Support for LAist comes from
We Explain L.A.
Stay Connected

Share This


Proposed Street Name Change Would Recognize Pastor who Stood Up for Change

Stories like these are only possible with your help!
You have the power to keep local news strong for the coming months. Your financial support today keeps our reporters ready to meet the needs of our city. Thank you for investing in your community.

Via Google Street View

Via Google Street View
Father Luis Olivares, who was the presiding pastor at La Placita across from Olvera Street in the 1980s, may be soon recognized with a street named after him for social contributions. Councilmember Jose Huizar, who is pushing for a short street north of the church to be renamed to "Paseo Luis Olivares," says the religious leader was an active participant with Cesar Chavez' United Farm Workers before going on to found two organizations. United Neighborhood Organization's goal was to empower Latino neighborhoods through grass-roots leadership so they could address neighborhood and social issues. The Coalition for Human Immigrant Rights of Los Angeles (CHIRLA) aims to "advance the human and civil rights of immigrants and refugees in Los Angeles," among other goals.

Olivares also declared the church as a "Sanctuary for refugees who were fleeing from the political turmoil and bloodshed in EI Salvador," says Huizar, whose motion will be discussed at city council committee today. His full reasoning for the street name change is below, via the motion:

Our Lady Queen of the Angels Roman Catholic Church, also known as La Placita, was founded in 1781 within EI Pueblo de Los Angeles. La Placita has served the people of Los Angeles since that time, providing solace, physical assistance, and spiritual guidance. The facility has been operated under the auspices of the Claretian Missionary Fathers since 1910. The parish of La Placita has requested that the small street that lies just north of the church property, between New High Street to the west and North Main Street to the east
be named after Father Luis Olivares (1934-1993). This action is to recognize Father
Olivares' role in championing his principal mission in life, the service of the neediest
within the Latino communities of Los Angeles.

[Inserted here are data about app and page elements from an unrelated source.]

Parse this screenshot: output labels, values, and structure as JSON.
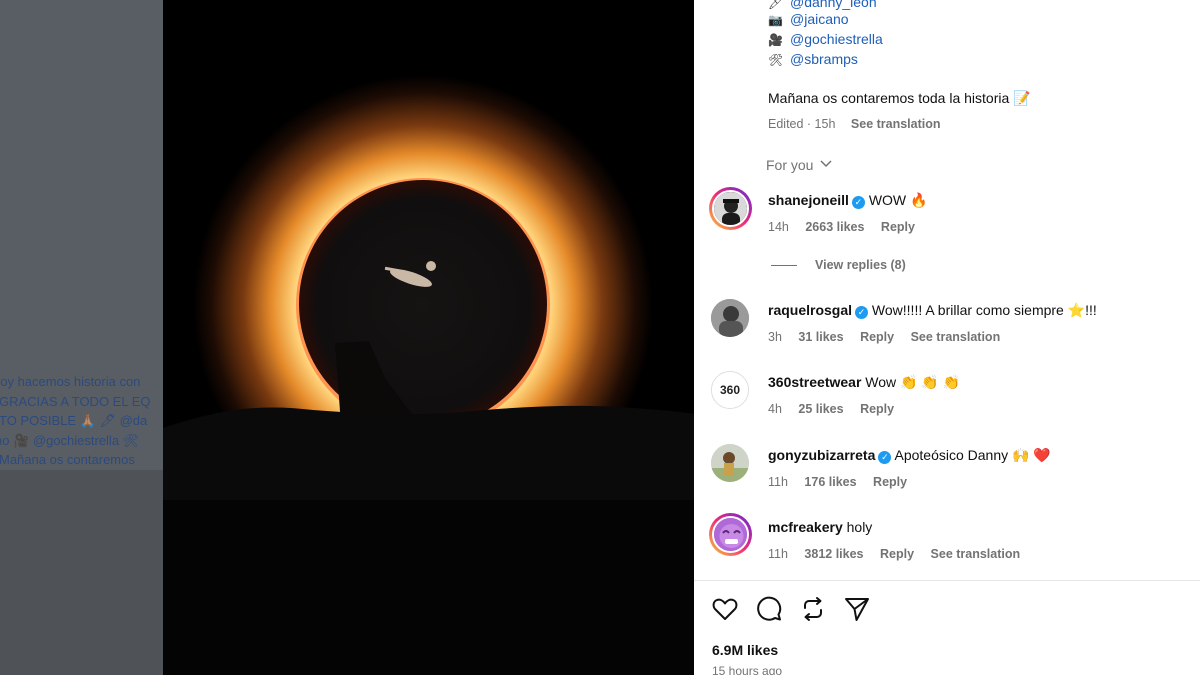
{
  "background_caption": {
    "lines": [
      "hoy hacemos historia con",
      "GRACIAS A TODO EL EQ",
      "TO POSIBLE 🙏🏽 🖊 @da",
      "no 🎥 @gochiestrella 🛠",
      "Mañana os contaremos"
    ]
  },
  "credits": [
    {
      "icon": "🖊",
      "icon_name": "pen-icon",
      "handle": "@danny_leon"
    },
    {
      "icon": "📷",
      "icon_name": "camera-icon",
      "handle": "@jaicano"
    },
    {
      "icon": "🎥",
      "icon_name": "video-camera-icon",
      "handle": "@gochiestrella"
    },
    {
      "icon": "🛠",
      "icon_name": "tools-icon",
      "handle": "@sbramps"
    }
  ],
  "caption": {
    "text": "Mañana os contaremos toda la historia",
    "emoji": "📝",
    "edited": "Edited · 15h",
    "see_translation": "See translation"
  },
  "filter": {
    "label": "For you",
    "icon": "chevron-down-icon"
  },
  "comments": [
    {
      "user": "shanejoneill",
      "verified": true,
      "text": "WOW 🔥",
      "time": "14h",
      "likes": "2663 likes",
      "reply": "Reply",
      "view_replies": "View replies (8)"
    },
    {
      "user": "raquelrosgal",
      "verified": true,
      "text": "Wow!!!!! A brillar como siempre ⭐️!!!",
      "time": "3h",
      "likes": "31 likes",
      "reply": "Reply",
      "see_translation": "See translation"
    },
    {
      "user": "360streetwear",
      "verified": false,
      "text": "Wow 👏 👏 👏",
      "time": "4h",
      "likes": "25 likes",
      "reply": "Reply"
    },
    {
      "user": "gonyzubizarreta",
      "verified": true,
      "text": "Apoteósico Danny 🙌 ❤️",
      "time": "11h",
      "likes": "176 likes",
      "reply": "Reply"
    },
    {
      "user": "mcfreakery",
      "verified": false,
      "text": "holy",
      "time": "11h",
      "likes": "3812 likes",
      "reply": "Reply",
      "see_translation": "See translation"
    }
  ],
  "actions": [
    "heart-icon",
    "comment-icon",
    "repost-icon",
    "share-icon"
  ],
  "post": {
    "likes": "6.9M likes",
    "posted": "15 hours ago"
  },
  "colors": {
    "link": "#1e5fb8",
    "muted": "#737373",
    "verified": "#1d9bf0"
  }
}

A member of the Claretian Order, Father Olivares began his pastoral work as Pastor of
La Soledad Parish in East Los Angeles and was very active with the United Farm
Workers. From 1981 to 1989, he served as Pastor of La Placita, which has the largest
congregation in the Los Angeles Archdiocese. It was from this site that he became
aware of the trials and struggles of the neediest in Los Angeles who were seeking. a
better life.

Father Olivares founded the United Neighborhood Organization (UNO). UNO's mission
was to build grass-roots leadership within Latino neighborhoods to empower and
address local issues such as street violence, Latino student drop-out rate, and
overcrowding/underperforming schools.

In 1986 he was the founder of Coalition for Human Immigrant Rights of Los Angeles
(CHIRLA). CHIRLA, a multi-ethnic collaborative of advocacy groups, social service
providers, policy makers, and legal services organizations, was dedicated to advancing
human and civil rights of immigrants and refugees in Los Angeles.

In 1988, Father Olivares and a few chosen followers declared the Old Plaza Church.a
Sanctuary for refugees who were fleeing from the political turmoil and bloodshed in EI
Salvador. As a Sanctuary for EI Salvadoran refugees, Father Olivares took the initiative
to raise these concerns to not only the federal immigration officials, but to the hierarchy
of the Los Angeles Archdiocese.

Father Olivares, a diabetic, was later infected with HIV through the use of an improperly
sterilized needle during one of his numerous trips to the refugee camps in EI Salvador.
He died on March 18, 1993 at the age of 59.